**Directions:** Could you copy every line of the data that contains "Prospect"?

[Excerpts from an interface dataset]
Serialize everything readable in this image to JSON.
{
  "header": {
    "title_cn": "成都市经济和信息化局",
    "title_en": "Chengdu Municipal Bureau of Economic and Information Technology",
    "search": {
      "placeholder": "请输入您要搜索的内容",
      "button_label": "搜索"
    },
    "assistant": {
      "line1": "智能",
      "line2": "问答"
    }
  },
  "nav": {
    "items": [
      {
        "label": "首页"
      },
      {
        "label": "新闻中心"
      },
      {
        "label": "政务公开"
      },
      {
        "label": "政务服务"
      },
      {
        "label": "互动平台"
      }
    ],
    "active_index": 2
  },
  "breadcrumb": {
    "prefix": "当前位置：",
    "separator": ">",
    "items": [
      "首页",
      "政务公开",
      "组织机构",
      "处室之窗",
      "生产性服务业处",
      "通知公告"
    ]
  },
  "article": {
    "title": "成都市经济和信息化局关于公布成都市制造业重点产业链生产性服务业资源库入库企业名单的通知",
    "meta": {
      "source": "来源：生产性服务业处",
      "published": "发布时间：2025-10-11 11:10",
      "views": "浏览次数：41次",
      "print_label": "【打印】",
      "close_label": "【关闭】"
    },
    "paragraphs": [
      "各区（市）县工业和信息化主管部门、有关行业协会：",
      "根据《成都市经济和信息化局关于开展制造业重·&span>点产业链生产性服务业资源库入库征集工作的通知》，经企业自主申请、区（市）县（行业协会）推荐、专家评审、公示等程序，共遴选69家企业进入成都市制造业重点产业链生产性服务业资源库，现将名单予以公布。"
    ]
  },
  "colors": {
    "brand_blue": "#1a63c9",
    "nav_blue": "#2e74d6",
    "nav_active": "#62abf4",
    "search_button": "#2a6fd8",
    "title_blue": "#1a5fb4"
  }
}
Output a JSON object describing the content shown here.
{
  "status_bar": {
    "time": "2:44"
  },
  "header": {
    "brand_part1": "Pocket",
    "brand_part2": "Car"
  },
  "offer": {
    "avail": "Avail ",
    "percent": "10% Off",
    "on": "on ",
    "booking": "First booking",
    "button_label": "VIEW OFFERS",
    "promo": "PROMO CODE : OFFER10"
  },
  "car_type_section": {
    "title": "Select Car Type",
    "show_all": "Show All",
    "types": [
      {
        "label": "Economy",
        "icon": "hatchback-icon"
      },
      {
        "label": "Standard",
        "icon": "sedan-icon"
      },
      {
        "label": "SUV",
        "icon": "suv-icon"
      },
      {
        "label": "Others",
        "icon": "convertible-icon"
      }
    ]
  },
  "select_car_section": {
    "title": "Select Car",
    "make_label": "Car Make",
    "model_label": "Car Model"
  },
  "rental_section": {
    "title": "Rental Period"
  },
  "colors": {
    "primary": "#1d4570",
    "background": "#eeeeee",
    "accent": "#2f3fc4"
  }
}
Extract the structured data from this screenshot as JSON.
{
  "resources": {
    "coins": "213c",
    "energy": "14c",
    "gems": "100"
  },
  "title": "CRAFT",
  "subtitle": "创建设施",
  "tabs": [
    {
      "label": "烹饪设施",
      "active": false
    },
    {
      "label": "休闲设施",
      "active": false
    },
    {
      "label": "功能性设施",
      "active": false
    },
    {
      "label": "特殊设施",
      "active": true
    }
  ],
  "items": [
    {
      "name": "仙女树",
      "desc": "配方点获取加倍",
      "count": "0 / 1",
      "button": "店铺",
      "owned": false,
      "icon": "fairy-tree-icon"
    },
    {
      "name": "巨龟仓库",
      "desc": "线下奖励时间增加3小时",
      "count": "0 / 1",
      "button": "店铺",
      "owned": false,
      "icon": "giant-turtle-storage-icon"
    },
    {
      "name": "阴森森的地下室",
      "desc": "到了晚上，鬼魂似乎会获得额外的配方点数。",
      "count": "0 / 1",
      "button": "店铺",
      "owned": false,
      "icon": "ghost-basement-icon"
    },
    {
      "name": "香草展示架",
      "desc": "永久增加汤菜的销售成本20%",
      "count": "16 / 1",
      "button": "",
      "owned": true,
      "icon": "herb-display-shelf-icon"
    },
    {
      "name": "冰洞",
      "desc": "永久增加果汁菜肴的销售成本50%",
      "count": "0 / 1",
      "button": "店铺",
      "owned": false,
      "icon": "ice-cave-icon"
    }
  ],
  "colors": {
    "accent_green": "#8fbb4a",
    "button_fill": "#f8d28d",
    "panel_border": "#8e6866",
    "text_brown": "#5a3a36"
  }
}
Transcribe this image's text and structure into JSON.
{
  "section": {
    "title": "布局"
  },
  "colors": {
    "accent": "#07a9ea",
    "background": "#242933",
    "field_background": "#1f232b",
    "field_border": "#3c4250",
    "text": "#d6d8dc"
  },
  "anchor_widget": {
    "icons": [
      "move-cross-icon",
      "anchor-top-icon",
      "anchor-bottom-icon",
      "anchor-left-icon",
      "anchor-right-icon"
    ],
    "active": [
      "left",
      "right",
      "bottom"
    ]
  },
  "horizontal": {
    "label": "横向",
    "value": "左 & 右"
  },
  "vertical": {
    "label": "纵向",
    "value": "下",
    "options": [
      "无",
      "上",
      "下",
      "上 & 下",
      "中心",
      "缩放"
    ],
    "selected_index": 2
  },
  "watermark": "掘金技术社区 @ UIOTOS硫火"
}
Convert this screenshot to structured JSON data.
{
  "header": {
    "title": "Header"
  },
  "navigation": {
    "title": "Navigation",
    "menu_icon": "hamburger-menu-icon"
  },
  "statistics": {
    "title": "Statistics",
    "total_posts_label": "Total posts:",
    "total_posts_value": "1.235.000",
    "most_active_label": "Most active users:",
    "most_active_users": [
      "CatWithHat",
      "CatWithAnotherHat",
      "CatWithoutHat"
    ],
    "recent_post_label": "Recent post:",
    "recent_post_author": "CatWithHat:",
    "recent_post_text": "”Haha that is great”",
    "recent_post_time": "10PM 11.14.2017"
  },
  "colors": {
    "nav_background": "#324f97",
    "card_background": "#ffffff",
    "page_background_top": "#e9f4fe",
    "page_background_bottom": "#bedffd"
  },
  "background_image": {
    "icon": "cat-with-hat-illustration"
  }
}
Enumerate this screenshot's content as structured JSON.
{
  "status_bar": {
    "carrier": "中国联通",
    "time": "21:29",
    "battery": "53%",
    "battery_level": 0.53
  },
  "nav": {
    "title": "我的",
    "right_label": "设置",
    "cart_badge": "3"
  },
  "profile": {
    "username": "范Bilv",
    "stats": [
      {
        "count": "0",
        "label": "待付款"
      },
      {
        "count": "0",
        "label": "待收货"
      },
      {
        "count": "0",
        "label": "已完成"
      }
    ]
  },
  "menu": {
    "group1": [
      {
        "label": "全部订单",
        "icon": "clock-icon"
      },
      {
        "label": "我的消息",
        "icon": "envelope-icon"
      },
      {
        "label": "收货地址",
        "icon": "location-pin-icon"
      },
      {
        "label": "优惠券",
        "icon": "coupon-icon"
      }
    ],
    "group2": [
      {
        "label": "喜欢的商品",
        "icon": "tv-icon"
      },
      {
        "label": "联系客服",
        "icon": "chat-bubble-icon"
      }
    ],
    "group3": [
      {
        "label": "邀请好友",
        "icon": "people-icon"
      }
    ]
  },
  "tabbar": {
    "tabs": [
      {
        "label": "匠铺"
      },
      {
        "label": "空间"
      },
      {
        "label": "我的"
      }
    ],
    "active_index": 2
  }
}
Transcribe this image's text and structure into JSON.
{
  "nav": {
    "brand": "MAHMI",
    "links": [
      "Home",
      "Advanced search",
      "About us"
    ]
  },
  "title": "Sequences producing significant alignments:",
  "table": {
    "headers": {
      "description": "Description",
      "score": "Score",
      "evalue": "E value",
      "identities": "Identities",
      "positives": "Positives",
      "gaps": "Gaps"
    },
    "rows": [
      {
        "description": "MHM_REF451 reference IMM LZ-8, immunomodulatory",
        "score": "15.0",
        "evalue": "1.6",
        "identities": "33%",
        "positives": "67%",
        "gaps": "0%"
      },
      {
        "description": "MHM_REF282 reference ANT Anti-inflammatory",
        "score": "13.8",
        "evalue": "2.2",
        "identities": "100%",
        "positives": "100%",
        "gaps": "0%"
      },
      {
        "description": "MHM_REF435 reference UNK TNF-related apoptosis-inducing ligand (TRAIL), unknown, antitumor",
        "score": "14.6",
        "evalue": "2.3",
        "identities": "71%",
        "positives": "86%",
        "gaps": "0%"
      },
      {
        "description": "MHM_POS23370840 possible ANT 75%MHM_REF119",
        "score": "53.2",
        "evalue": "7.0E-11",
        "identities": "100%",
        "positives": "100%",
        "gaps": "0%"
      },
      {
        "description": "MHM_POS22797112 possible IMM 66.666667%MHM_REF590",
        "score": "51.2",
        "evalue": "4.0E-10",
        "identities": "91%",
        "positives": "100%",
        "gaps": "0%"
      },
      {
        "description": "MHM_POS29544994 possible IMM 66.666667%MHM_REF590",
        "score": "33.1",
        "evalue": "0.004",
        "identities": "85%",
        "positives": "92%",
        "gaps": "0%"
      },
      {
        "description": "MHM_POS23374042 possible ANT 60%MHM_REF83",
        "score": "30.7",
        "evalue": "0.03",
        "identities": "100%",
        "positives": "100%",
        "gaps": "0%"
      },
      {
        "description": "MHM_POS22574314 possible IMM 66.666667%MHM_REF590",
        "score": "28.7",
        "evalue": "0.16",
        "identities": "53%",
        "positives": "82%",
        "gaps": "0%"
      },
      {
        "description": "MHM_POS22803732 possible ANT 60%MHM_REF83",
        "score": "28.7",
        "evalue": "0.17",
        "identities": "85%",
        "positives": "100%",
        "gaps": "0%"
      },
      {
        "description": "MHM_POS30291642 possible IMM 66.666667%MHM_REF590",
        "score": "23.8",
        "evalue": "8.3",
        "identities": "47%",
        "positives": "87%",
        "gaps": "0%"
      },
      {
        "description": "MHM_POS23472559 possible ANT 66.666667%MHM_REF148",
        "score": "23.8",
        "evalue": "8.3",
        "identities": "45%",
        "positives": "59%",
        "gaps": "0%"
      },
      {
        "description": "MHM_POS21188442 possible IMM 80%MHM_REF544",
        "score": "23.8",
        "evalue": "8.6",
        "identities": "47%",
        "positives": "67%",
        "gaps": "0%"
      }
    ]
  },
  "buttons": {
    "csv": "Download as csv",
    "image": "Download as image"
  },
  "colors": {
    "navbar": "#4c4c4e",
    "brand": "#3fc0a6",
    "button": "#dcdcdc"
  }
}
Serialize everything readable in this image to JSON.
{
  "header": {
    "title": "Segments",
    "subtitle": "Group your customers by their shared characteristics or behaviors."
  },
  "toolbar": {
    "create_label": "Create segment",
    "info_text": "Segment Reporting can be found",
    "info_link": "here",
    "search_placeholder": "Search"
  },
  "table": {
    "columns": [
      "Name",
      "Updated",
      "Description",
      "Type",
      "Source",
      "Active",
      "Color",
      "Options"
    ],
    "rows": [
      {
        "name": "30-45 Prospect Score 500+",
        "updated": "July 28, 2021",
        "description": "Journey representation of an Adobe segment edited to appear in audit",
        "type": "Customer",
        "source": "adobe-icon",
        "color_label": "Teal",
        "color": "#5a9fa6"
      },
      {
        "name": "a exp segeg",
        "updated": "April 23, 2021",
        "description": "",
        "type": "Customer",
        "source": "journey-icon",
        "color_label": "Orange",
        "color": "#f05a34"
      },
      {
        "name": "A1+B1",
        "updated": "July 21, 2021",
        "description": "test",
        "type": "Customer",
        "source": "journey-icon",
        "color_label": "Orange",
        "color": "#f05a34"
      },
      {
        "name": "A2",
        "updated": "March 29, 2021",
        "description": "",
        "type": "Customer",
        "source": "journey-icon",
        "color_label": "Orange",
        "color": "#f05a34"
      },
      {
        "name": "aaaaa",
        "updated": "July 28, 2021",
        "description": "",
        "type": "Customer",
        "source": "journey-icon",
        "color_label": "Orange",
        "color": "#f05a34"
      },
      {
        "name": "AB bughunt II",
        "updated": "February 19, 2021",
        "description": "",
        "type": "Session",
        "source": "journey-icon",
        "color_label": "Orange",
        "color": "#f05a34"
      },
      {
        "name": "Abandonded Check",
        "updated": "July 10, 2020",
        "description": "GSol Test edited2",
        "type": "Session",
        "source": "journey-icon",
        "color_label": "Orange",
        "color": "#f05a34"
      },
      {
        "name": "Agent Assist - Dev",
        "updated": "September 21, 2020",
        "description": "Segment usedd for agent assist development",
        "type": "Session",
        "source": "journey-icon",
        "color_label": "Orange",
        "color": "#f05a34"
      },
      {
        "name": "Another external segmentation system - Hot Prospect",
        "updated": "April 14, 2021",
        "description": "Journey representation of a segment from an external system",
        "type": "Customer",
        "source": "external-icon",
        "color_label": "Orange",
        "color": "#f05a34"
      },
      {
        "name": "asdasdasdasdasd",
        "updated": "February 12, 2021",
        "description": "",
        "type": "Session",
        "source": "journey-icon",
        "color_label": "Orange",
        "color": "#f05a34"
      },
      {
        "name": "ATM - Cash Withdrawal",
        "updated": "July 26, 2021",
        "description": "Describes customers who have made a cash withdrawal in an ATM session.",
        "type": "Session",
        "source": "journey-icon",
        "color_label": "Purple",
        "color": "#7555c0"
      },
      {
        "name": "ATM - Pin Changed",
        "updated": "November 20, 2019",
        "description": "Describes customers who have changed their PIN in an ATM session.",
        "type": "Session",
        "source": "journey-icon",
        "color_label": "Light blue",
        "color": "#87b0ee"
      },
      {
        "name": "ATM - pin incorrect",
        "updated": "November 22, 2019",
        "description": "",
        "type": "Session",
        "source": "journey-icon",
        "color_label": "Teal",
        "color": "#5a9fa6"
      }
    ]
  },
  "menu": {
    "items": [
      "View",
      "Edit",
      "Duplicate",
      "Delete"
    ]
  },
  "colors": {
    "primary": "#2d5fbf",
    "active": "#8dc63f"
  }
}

**Worked solution:**
        "name": "30-45 Prospect Score 500+",
        "name": "Another external segmentation system - Hot Prospect",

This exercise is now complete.